→ Task requirements
Search the entries below for the word "data" and copy each line that has it.
= = = =
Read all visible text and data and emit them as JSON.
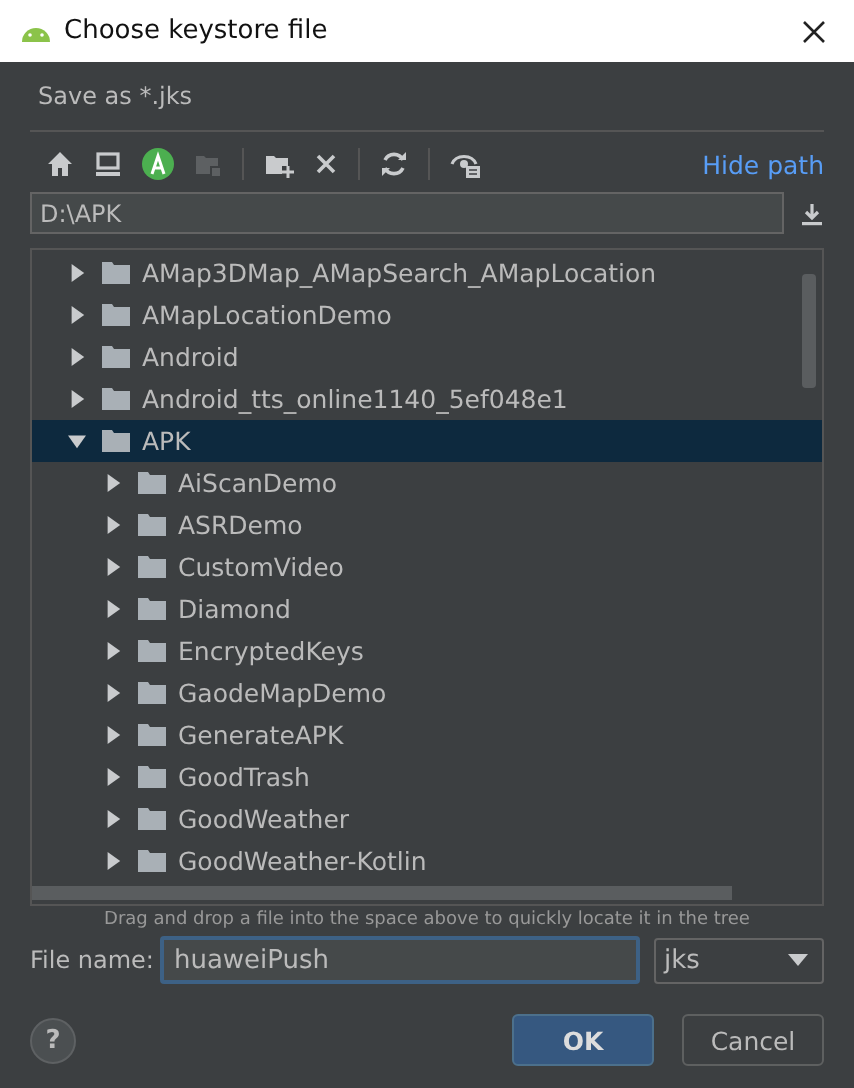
{
  "window": {
    "title": "Choose keystore file"
  },
  "description": "Save as *.jks",
  "toolbar": {
    "buttons": [
      {
        "kind": "home",
        "disabled": false
      },
      {
        "kind": "desktop",
        "disabled": false
      },
      {
        "kind": "android",
        "disabled": false
      },
      {
        "kind": "module",
        "disabled": true
      },
      {
        "kind": "new-folder",
        "disabled": false
      },
      {
        "kind": "delete",
        "disabled": false
      },
      {
        "kind": "refresh",
        "disabled": false
      },
      {
        "kind": "hidden",
        "disabled": false
      }
    ],
    "hide_path": "Hide path"
  },
  "path": {
    "value": "D:\\APK"
  },
  "tree": [
    {
      "label": "AMap3DMap_AMapSearch_AMapLocation",
      "expanded": false,
      "selected": false
    },
    {
      "label": "AMapLocationDemo",
      "expanded": false,
      "selected": false
    },
    {
      "label": "Android",
      "expanded": false,
      "selected": false
    },
    {
      "label": "Android_tts_online1140_5ef048e1",
      "expanded": false,
      "selected": false
    },
    {
      "label": "APK",
      "expanded": true,
      "selected": true,
      "children": [
        {
          "label": "AiScanDemo",
          "expanded": false,
          "selected": false
        },
        {
          "label": "ASRDemo",
          "expanded": false,
          "selected": false
        },
        {
          "label": "CustomVideo",
          "expanded": false,
          "selected": false
        },
        {
          "label": "Diamond",
          "expanded": false,
          "selected": false
        },
        {
          "label": "EncryptedKeys",
          "expanded": false,
          "selected": false
        },
        {
          "label": "GaodeMapDemo",
          "expanded": false,
          "selected": false
        },
        {
          "label": "GenerateAPK",
          "expanded": false,
          "selected": false
        },
        {
          "label": "GoodTrash",
          "expanded": false,
          "selected": false
        },
        {
          "label": "GoodWeather",
          "expanded": false,
          "selected": false
        },
        {
          "label": "GoodWeather-Kotlin",
          "expanded": false,
          "selected": false
        }
      ]
    }
  ],
  "hint": "Drag and drop a file into the space above to quickly locate it in the tree",
  "file_name": {
    "label": "File name:",
    "value": "huaweiPush"
  },
  "file_type": {
    "value": "jks"
  },
  "help": "?",
  "buttons": [
    {
      "label": "OK",
      "kind": "primary"
    },
    {
      "label": "Cancel",
      "kind": "secondary"
    }
  ]
}
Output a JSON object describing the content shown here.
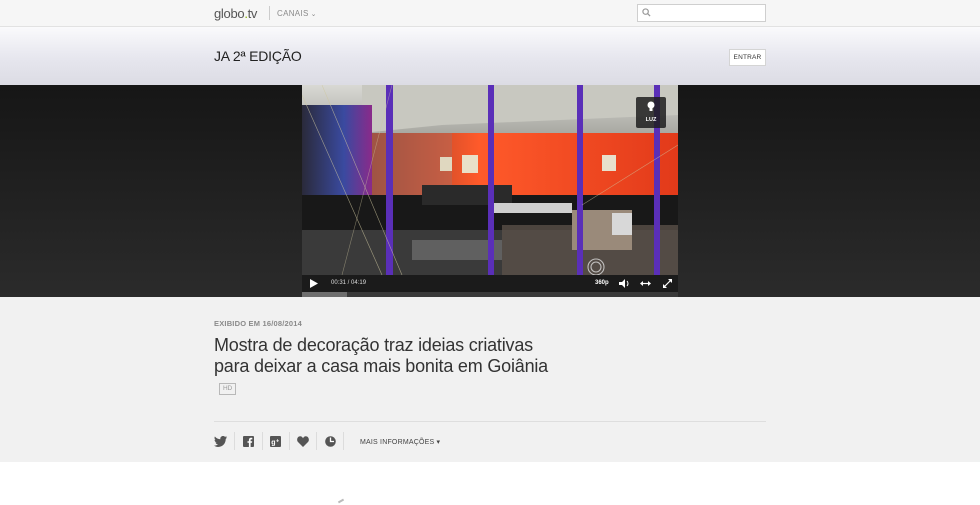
{
  "nav": {
    "logo_main": "globo",
    "logo_dot": ".",
    "logo_tv": "tv",
    "channels_label": "CANAIS",
    "search_placeholder": "",
    "search_icon": "search-icon"
  },
  "header": {
    "program_title": "JA 2ª EDIÇÃO",
    "login_label": "ENTRAR"
  },
  "player": {
    "luz_label": "LUZ",
    "time": "00:31 / 04:19",
    "quality": "360p",
    "progress": 0.12,
    "icons": [
      "play-icon",
      "volume-icon",
      "widen-icon",
      "fullscreen-icon",
      "bulb-icon"
    ]
  },
  "video": {
    "aired": "EXIBIDO EM 16/08/2014",
    "title": "Mostra de decoração traz ideias criativas para deixar a casa mais bonita em Goiânia",
    "hd_badge": "HD",
    "more_info": "MAIS INFORMAÇÕES"
  },
  "social": [
    "twitter-icon",
    "facebook-icon",
    "google-plus-icon",
    "heart-icon",
    "clock-icon"
  ],
  "colors": {
    "accent_green": "#84b400",
    "stage_bg": "#1f1f1f",
    "info_bg": "#f1f1f1"
  }
}
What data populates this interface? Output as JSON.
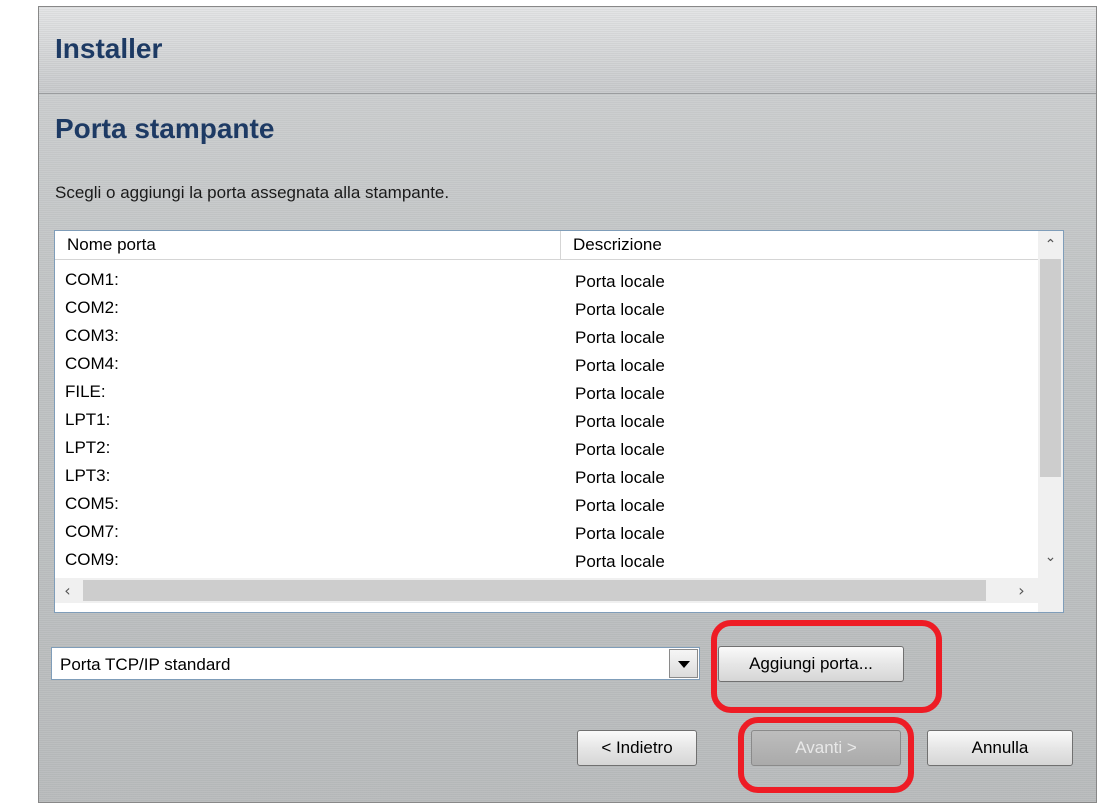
{
  "window": {
    "title": "Installer"
  },
  "page": {
    "heading": "Porta stampante",
    "subtitle": "Scegli o aggiungi la porta assegnata alla stampante."
  },
  "port_list": {
    "columns": [
      "Nome porta",
      "Descrizione"
    ],
    "rows": [
      {
        "name": "COM1:",
        "description": "Porta locale"
      },
      {
        "name": "COM2:",
        "description": "Porta locale"
      },
      {
        "name": "COM3:",
        "description": "Porta locale"
      },
      {
        "name": "COM4:",
        "description": "Porta locale"
      },
      {
        "name": "FILE:",
        "description": "Porta locale"
      },
      {
        "name": "LPT1:",
        "description": "Porta locale"
      },
      {
        "name": "LPT2:",
        "description": "Porta locale"
      },
      {
        "name": "LPT3:",
        "description": "Porta locale"
      },
      {
        "name": "COM5:",
        "description": "Porta locale"
      },
      {
        "name": "COM7:",
        "description": "Porta locale"
      },
      {
        "name": "COM9:",
        "description": "Porta locale"
      }
    ]
  },
  "port_type_select": {
    "selected": "Porta TCP/IP standard"
  },
  "buttons": {
    "add_port": "Aggiungi porta...",
    "back": "< Indietro",
    "next": "Avanti >",
    "cancel": "Annulla"
  },
  "colors": {
    "heading": "#1d3a64",
    "highlight": "#ee1c25"
  }
}
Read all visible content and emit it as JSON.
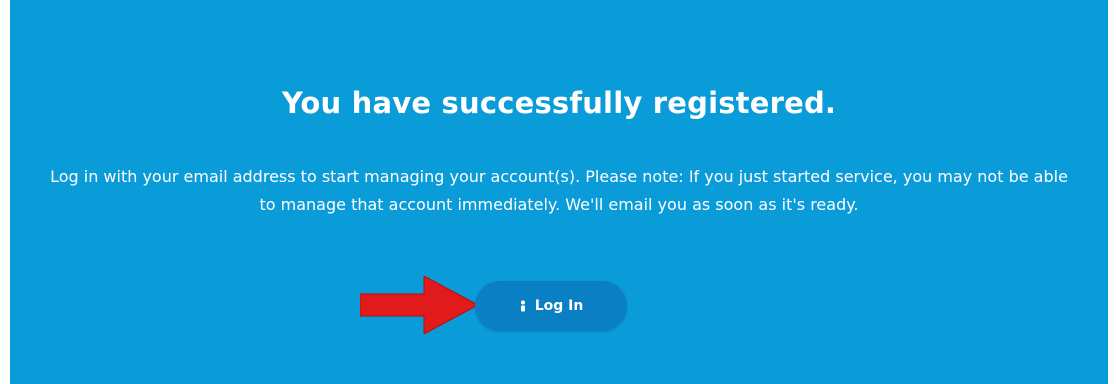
{
  "registration": {
    "title": "You have successfully registered.",
    "message": "Log in with your email address to start managing your account(s). Please note: If you just started service, you may not be able to manage that account immediately. We'll email you as soon as it's ready.",
    "login_label": "Log In"
  },
  "icons": {
    "login_icon": "person-icon",
    "annotation_arrow": "red-arrow-icon"
  },
  "colors": {
    "background": "#0a9bd9",
    "button": "#0a7fc4",
    "text": "#ffffff",
    "arrow": "#e11b1b"
  }
}
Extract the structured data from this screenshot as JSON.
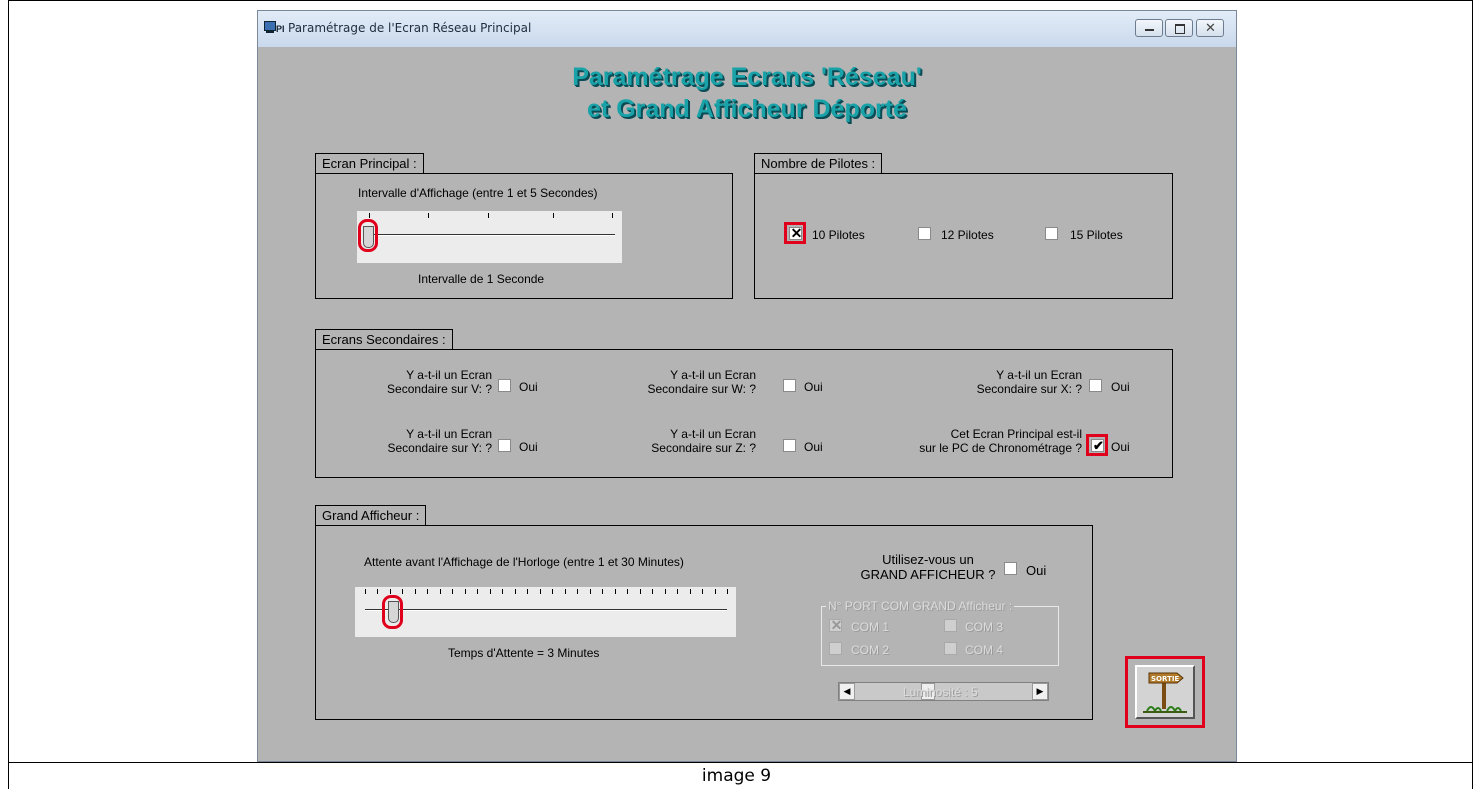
{
  "window": {
    "title": "Paramétrage de l'Ecran Réseau Principal",
    "heading_line1": "Paramétrage Ecrans 'Réseau'",
    "heading_line2": "et Grand Afficheur Déporté"
  },
  "ecran_principal": {
    "label": "Ecran Principal :",
    "slider_label": "Intervalle d'Affichage  (entre 1 et 5 Secondes)",
    "slider_value": 1,
    "slider_min": 1,
    "slider_max": 5,
    "value_text": "Intervalle de 1 Seconde"
  },
  "pilotes": {
    "label": "Nombre de Pilotes :",
    "options": [
      {
        "label": "10 Pilotes",
        "checked": true
      },
      {
        "label": "12 Pilotes",
        "checked": false
      },
      {
        "label": "15 Pilotes",
        "checked": false
      }
    ]
  },
  "secondaires": {
    "label": "Ecrans Secondaires :",
    "oui": "Oui",
    "items": [
      {
        "line1": "Y a-t-il un Ecran",
        "line2": "Secondaire sur V: ?",
        "checked": false
      },
      {
        "line1": "Y a-t-il un Ecran",
        "line2": "Secondaire sur W: ?",
        "checked": false
      },
      {
        "line1": "Y a-t-il un Ecran",
        "line2": "Secondaire sur X: ?",
        "checked": false
      },
      {
        "line1": "Y a-t-il un Ecran",
        "line2": "Secondaire sur Y: ?",
        "checked": false
      },
      {
        "line1": "Y a-t-il un Ecran",
        "line2": "Secondaire sur Z: ?",
        "checked": false
      },
      {
        "line1": "Cet Ecran Principal est-il",
        "line2": "sur le PC de Chronométrage ?",
        "checked": true
      }
    ]
  },
  "grand_afficheur": {
    "label": "Grand Afficheur :",
    "slider_label": "Attente avant l'Affichage de l'Horloge (entre 1 et 30 Minutes)",
    "slider_value": 3,
    "slider_min": 1,
    "slider_max": 30,
    "value_text": "Temps d'Attente = 3 Minutes",
    "question_line1": "Utilisez-vous un",
    "question_line2": "GRAND AFFICHEUR ?",
    "oui": "Oui",
    "uses_display": false,
    "port_label": "N° PORT COM GRAND Afficheur :",
    "ports": [
      {
        "label": "COM 1",
        "checked": true
      },
      {
        "label": "COM 3",
        "checked": false
      },
      {
        "label": "COM 2",
        "checked": false
      },
      {
        "label": "COM 4",
        "checked": false
      }
    ],
    "luminosite": "Luminosité : 5",
    "luminosite_value": 5
  },
  "exit_button": {
    "sign_text": "SORTIE"
  },
  "caption": "image 9",
  "colors": {
    "heading": "#19a3a8",
    "highlight": "#e0001b",
    "window_bg": "#b4b4b4"
  }
}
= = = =
→ Answer for the task
Read all visible text and data and emit them as JSON.
What data populates this interface? Output as JSON.
Extract the structured data from this screenshot as JSON.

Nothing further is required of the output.